I’m jet-lagged as hell after getting back from Vienna, Austria last night so thought I would write a wee blog, because what could possibly go wrong!? (The fact that I immediately found two glaring spelling errors in the above sentence is a good indicator that something will indeed go wrong).
The European Geosciences Union General Meeting (the EGU) takes place in Vienna, Austria, for a week every April and brings together geoscientists from around the world. It’s the biggest geoscience conference in Europe, and the second biggest in the world (after the AGU which I wrote about here) – 15,075 scientists from 106 countries attended, to give you an idea of the scale! It turned out to be a very social conference for me, since a fair few of my friends and colleagues from WA and around the world also attended, so there was plenty of opportunity for
drinking beer networking throughout the week. It was really great to be able to see my friends present their work, since we don’t usually talk shop that often – it turns out that the people I know are bloody clever!
This is the last conference I’ll get to attend during my PhD, and is the first conference where I’ve felt moderately comfortable in my work – hence the idea of conferencing as an adult. Throughout the week I had the satisfaction of seeing my methods validated in other people’s work, and after a couple of pep talks from some PhD buddies, worked up the courage to approach a couple of people about jobs. Even though my poster session was Friday evening (you can check out my poster here if you’d like), attendance in the session was still high, and the feedback I received was generally good. It may have helped that I unashamedly bribed passers-by with snacks, which turned out to be an effective tool to get people to stop! After so long working on the same thing I find that I’ve lost sight of how bloody cool my work is (biased opinion, but true nonetheless!), so seeing people’s excited reaction to the length and resolution of the proxy records, as well as the results, was a good reminder! I’m really excited to get a paper submitted about the work, and discussions over beers also opened up a couple of possible future collaborations, so we’ll see where that goes.
Side note: the whole paragraph above is terribly positive, and it’s really messing with my usual reflex of self deprecation. I’m trying something new.

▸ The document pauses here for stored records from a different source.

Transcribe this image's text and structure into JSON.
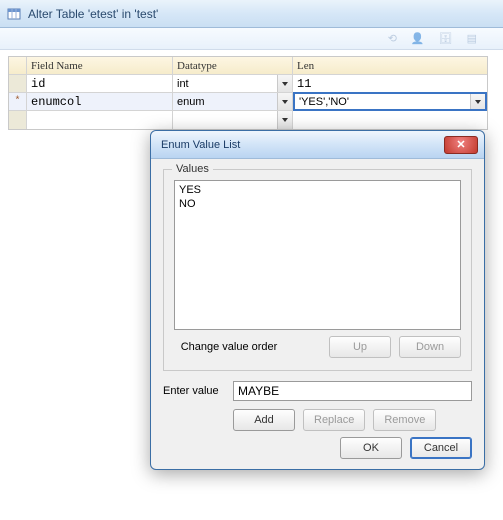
{
  "titlebar": {
    "title": "Alter Table 'etest' in 'test'"
  },
  "grid": {
    "headers": {
      "field": "Field Name",
      "type": "Datatype",
      "len": "Len"
    },
    "rows": [
      {
        "gutter": "",
        "field": "id",
        "type": "int",
        "len": "11"
      },
      {
        "gutter": "*",
        "field": "enumcol",
        "type": "enum",
        "len": "'YES','NO'"
      },
      {
        "gutter": "",
        "field": "",
        "type": "",
        "len": ""
      }
    ]
  },
  "modal": {
    "title": "Enum Value List",
    "values_label": "Values",
    "values": [
      "YES",
      "NO"
    ],
    "order_label": "Change value order",
    "up_label": "Up",
    "down_label": "Down",
    "enter_label": "Enter value",
    "enter_value": "MAYBE",
    "add_label": "Add",
    "replace_label": "Replace",
    "remove_label": "Remove",
    "ok_label": "OK",
    "cancel_label": "Cancel"
  }
}
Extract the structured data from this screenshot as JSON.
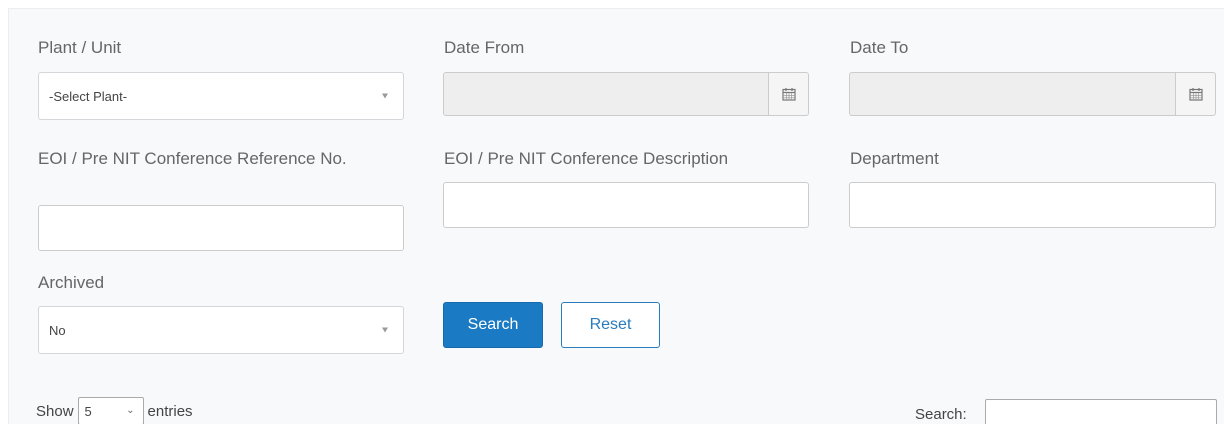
{
  "filters": {
    "plant": {
      "label": "Plant / Unit",
      "selected": "-Select Plant-"
    },
    "date_from": {
      "label": "Date From",
      "value": ""
    },
    "date_to": {
      "label": "Date To",
      "value": ""
    },
    "ref_no": {
      "label": "EOI / Pre NIT Conference Reference No.",
      "value": ""
    },
    "description": {
      "label": "EOI / Pre NIT Conference Description",
      "value": ""
    },
    "department": {
      "label": "Department",
      "value": ""
    },
    "archived": {
      "label": "Archived",
      "selected": "No"
    }
  },
  "buttons": {
    "search": "Search",
    "reset": "Reset"
  },
  "table_controls": {
    "show_prefix": "Show",
    "page_length": "5",
    "show_suffix": "entries",
    "search_label": "Search:"
  },
  "colors": {
    "primary": "#1b7ac4",
    "panel_bg": "#f8f9fa",
    "disabled_bg": "#eeeeee"
  },
  "icons": [
    "calendar-icon",
    "caret-down-icon",
    "chevron-down-icon"
  ]
}
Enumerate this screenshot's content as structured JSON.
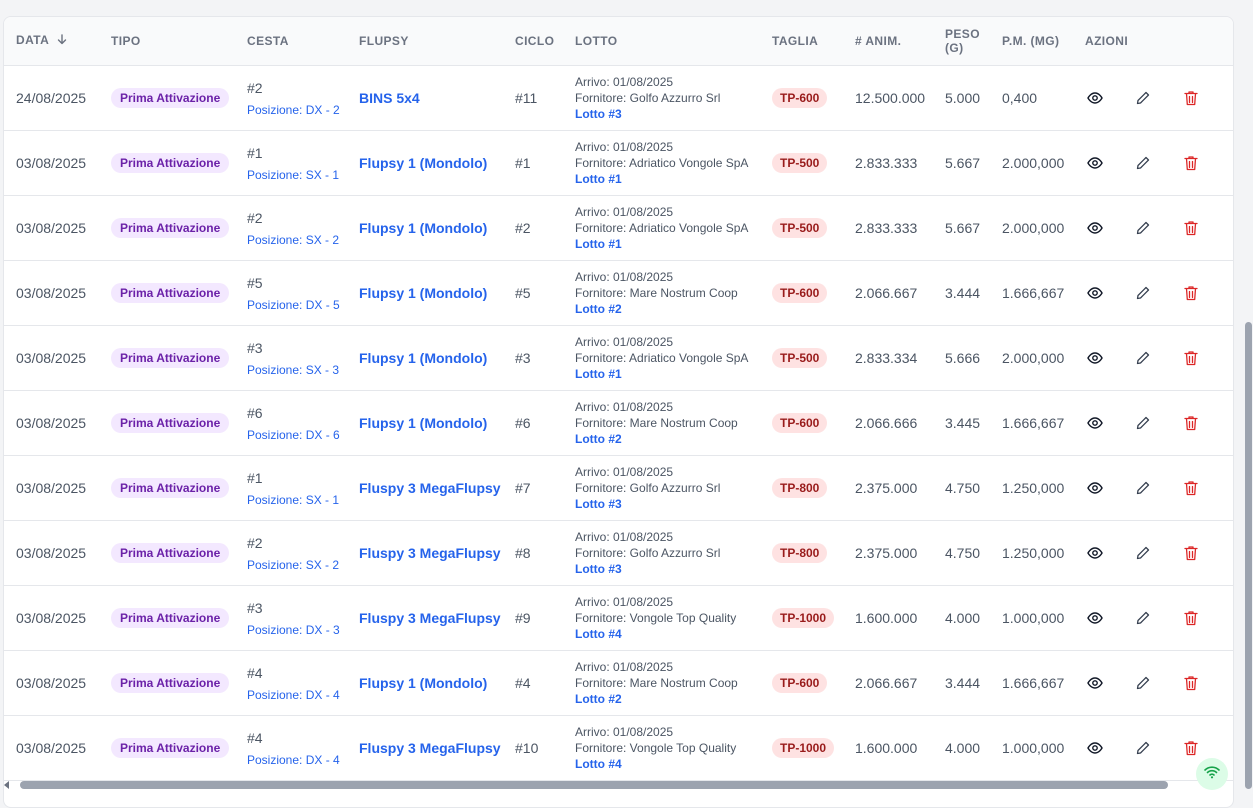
{
  "headers": {
    "data": "DATA",
    "tipo": "TIPO",
    "cesta": "CESTA",
    "flupsy": "FLUPSY",
    "ciclo": "CICLO",
    "lotto": "LOTTO",
    "taglia": "TAGLIA",
    "animali": "# ANIM.",
    "peso": "PESO (G)",
    "pm": "P.M. (MG)",
    "azioni": "AZIONI"
  },
  "rows": [
    {
      "data": "24/08/2025",
      "tipo": "Prima Attivazione",
      "cesta": "#2",
      "posizione": "Posizione: DX - 2",
      "flupsy": "BINS 5x4",
      "ciclo": "#11",
      "arrivo": "Arrivo: 01/08/2025",
      "fornitore": "Fornitore: Golfo Azzurro Srl",
      "lotto": "Lotto #3",
      "taglia": "TP-600",
      "animali": "12.500.000",
      "peso": "5.000",
      "pm": "0,400"
    },
    {
      "data": "03/08/2025",
      "tipo": "Prima Attivazione",
      "cesta": "#1",
      "posizione": "Posizione: SX - 1",
      "flupsy": "Flupsy 1 (Mondolo)",
      "ciclo": "#1",
      "arrivo": "Arrivo: 01/08/2025",
      "fornitore": "Fornitore: Adriatico Vongole SpA",
      "lotto": "Lotto #1",
      "taglia": "TP-500",
      "animali": "2.833.333",
      "peso": "5.667",
      "pm": "2.000,000"
    },
    {
      "data": "03/08/2025",
      "tipo": "Prima Attivazione",
      "cesta": "#2",
      "posizione": "Posizione: SX - 2",
      "flupsy": "Flupsy 1 (Mondolo)",
      "ciclo": "#2",
      "arrivo": "Arrivo: 01/08/2025",
      "fornitore": "Fornitore: Adriatico Vongole SpA",
      "lotto": "Lotto #1",
      "taglia": "TP-500",
      "animali": "2.833.333",
      "peso": "5.667",
      "pm": "2.000,000"
    },
    {
      "data": "03/08/2025",
      "tipo": "Prima Attivazione",
      "cesta": "#5",
      "posizione": "Posizione: DX - 5",
      "flupsy": "Flupsy 1 (Mondolo)",
      "ciclo": "#5",
      "arrivo": "Arrivo: 01/08/2025",
      "fornitore": "Fornitore: Mare Nostrum Coop",
      "lotto": "Lotto #2",
      "taglia": "TP-600",
      "animali": "2.066.667",
      "peso": "3.444",
      "pm": "1.666,667"
    },
    {
      "data": "03/08/2025",
      "tipo": "Prima Attivazione",
      "cesta": "#3",
      "posizione": "Posizione: SX - 3",
      "flupsy": "Flupsy 1 (Mondolo)",
      "ciclo": "#3",
      "arrivo": "Arrivo: 01/08/2025",
      "fornitore": "Fornitore: Adriatico Vongole SpA",
      "lotto": "Lotto #1",
      "taglia": "TP-500",
      "animali": "2.833.334",
      "peso": "5.666",
      "pm": "2.000,000"
    },
    {
      "data": "03/08/2025",
      "tipo": "Prima Attivazione",
      "cesta": "#6",
      "posizione": "Posizione: DX - 6",
      "flupsy": "Flupsy 1 (Mondolo)",
      "ciclo": "#6",
      "arrivo": "Arrivo: 01/08/2025",
      "fornitore": "Fornitore: Mare Nostrum Coop",
      "lotto": "Lotto #2",
      "taglia": "TP-600",
      "animali": "2.066.666",
      "peso": "3.445",
      "pm": "1.666,667"
    },
    {
      "data": "03/08/2025",
      "tipo": "Prima Attivazione",
      "cesta": "#1",
      "posizione": "Posizione: SX - 1",
      "flupsy": "Fluspy 3 MegaFlupsy",
      "ciclo": "#7",
      "arrivo": "Arrivo: 01/08/2025",
      "fornitore": "Fornitore: Golfo Azzurro Srl",
      "lotto": "Lotto #3",
      "taglia": "TP-800",
      "animali": "2.375.000",
      "peso": "4.750",
      "pm": "1.250,000"
    },
    {
      "data": "03/08/2025",
      "tipo": "Prima Attivazione",
      "cesta": "#2",
      "posizione": "Posizione: SX - 2",
      "flupsy": "Fluspy 3 MegaFlupsy",
      "ciclo": "#8",
      "arrivo": "Arrivo: 01/08/2025",
      "fornitore": "Fornitore: Golfo Azzurro Srl",
      "lotto": "Lotto #3",
      "taglia": "TP-800",
      "animali": "2.375.000",
      "peso": "4.750",
      "pm": "1.250,000"
    },
    {
      "data": "03/08/2025",
      "tipo": "Prima Attivazione",
      "cesta": "#3",
      "posizione": "Posizione: DX - 3",
      "flupsy": "Fluspy 3 MegaFlupsy",
      "ciclo": "#9",
      "arrivo": "Arrivo: 01/08/2025",
      "fornitore": "Fornitore: Vongole Top Quality",
      "lotto": "Lotto #4",
      "taglia": "TP-1000",
      "animali": "1.600.000",
      "peso": "4.000",
      "pm": "1.000,000"
    },
    {
      "data": "03/08/2025",
      "tipo": "Prima Attivazione",
      "cesta": "#4",
      "posizione": "Posizione: DX - 4",
      "flupsy": "Flupsy 1 (Mondolo)",
      "ciclo": "#4",
      "arrivo": "Arrivo: 01/08/2025",
      "fornitore": "Fornitore: Mare Nostrum Coop",
      "lotto": "Lotto #2",
      "taglia": "TP-600",
      "animali": "2.066.667",
      "peso": "3.444",
      "pm": "1.666,667"
    },
    {
      "data": "03/08/2025",
      "tipo": "Prima Attivazione",
      "cesta": "#4",
      "posizione": "Posizione: DX - 4",
      "flupsy": "Fluspy 3 MegaFlupsy",
      "ciclo": "#10",
      "arrivo": "Arrivo: 01/08/2025",
      "fornitore": "Fornitore: Vongole Top Quality",
      "lotto": "Lotto #4",
      "taglia": "TP-1000",
      "animali": "1.600.000",
      "peso": "4.000",
      "pm": "1.000,000"
    }
  ],
  "icons": {
    "sort": "arrow-down-icon",
    "view": "eye-icon",
    "edit": "pencil-icon",
    "delete": "trash-icon",
    "status": "wifi-icon"
  },
  "colors": {
    "link": "#2563eb",
    "type_badge_bg": "#f3e8ff",
    "type_badge_text": "#6b21a8",
    "size_badge_bg": "#fee2e2",
    "size_badge_text": "#991b1b",
    "delete": "#dc2626"
  }
}
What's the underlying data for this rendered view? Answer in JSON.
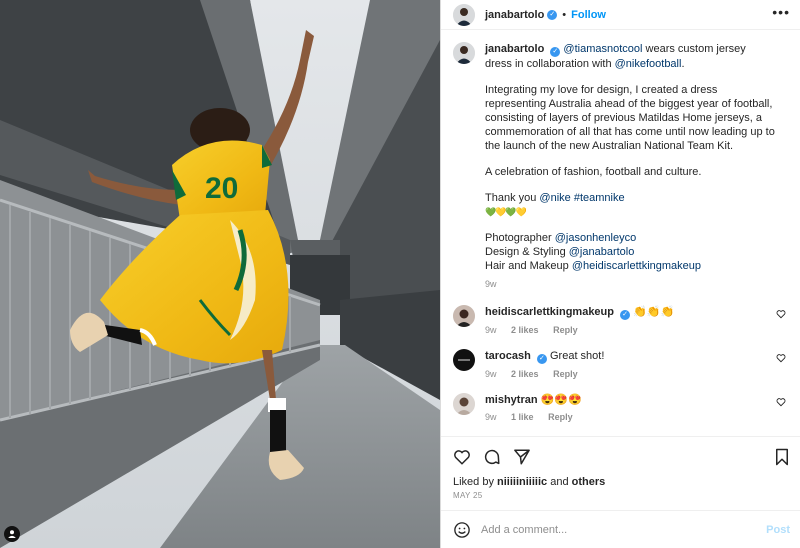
{
  "post": {
    "author": "janabartolo",
    "follow_label": "Follow",
    "separator": "•",
    "more_label": "•••",
    "verified_mark": "✓"
  },
  "caption": {
    "username": "janabartolo",
    "mention_1": "@tiamasnotcool",
    "text_1": " wears custom jersey dress in collaboration with ",
    "mention_2": "@nikefootball",
    "text_1_end": ".",
    "paragraph_2": "Integrating my love for design, I created a dress representing Australia ahead of the biggest year of football, consisting of layers of previous Matildas Home jerseys, a commemoration of all that has come until now leading up to the launch of the new Australian National Team Kit.",
    "paragraph_3": "A celebration of fashion, football and culture.",
    "thanks_text": "Thank you ",
    "thanks_mention": "@nike",
    "thanks_tag": "#teamnike",
    "emojis": "💚💛💚💛",
    "photographer_label": "Photographer ",
    "photographer": "@jasonhenleyco",
    "design_label": "Design & Styling ",
    "designer": "@janabartolo",
    "hair_label": "Hair and Makeup ",
    "hair": "@heidiscarlettkingmakeup",
    "time": "9w"
  },
  "comments": [
    {
      "username": "heidiscarlettkingmakeup",
      "verified": true,
      "text": "👏👏👏",
      "time": "9w",
      "likes": "2 likes",
      "reply": "Reply"
    },
    {
      "username": "tarocash",
      "verified": true,
      "text": "Great shot!",
      "time": "9w",
      "likes": "2 likes",
      "reply": "Reply"
    },
    {
      "username": "mishytran",
      "verified": false,
      "text": "😍😍😍",
      "time": "9w",
      "likes": "1 like",
      "reply": "Reply"
    }
  ],
  "likes": {
    "prefix": "Liked by ",
    "user": "niiiiiniiiiic",
    "middle": " and ",
    "others": "others"
  },
  "date": "MAY 25",
  "add_comment": {
    "placeholder": "Add a comment...",
    "post_label": "Post"
  },
  "colors": {
    "accent": "#0095f6",
    "verified": "#3897f0",
    "mention": "#00376b",
    "muted": "#8e8e8e",
    "jersey": "#f2c21a",
    "jersey_green": "#0f6b3a"
  },
  "icons": [
    "heart-icon",
    "comment-icon",
    "share-icon",
    "bookmark-icon",
    "emoji-icon",
    "user-tag-icon",
    "more-icon",
    "verified-icon"
  ]
}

A highlight of the conference was the many short courses that ran during the week – I particularly enjoyed the short course about combating fake news in science (the theme of the 21st Century?). I linked a few of the takeaways on Twitter, which you can take a look at by clicking on the tweet below.
All in all, I had a wonderful conference (and a great mini-holiday checking out some sights the week before), and I’m feeling ready and inspired to finish this PhD and move onto something new! Check out some gratuitous snaps below from a fortnight in Vienna, Budapest, Bratislava and Salzburg.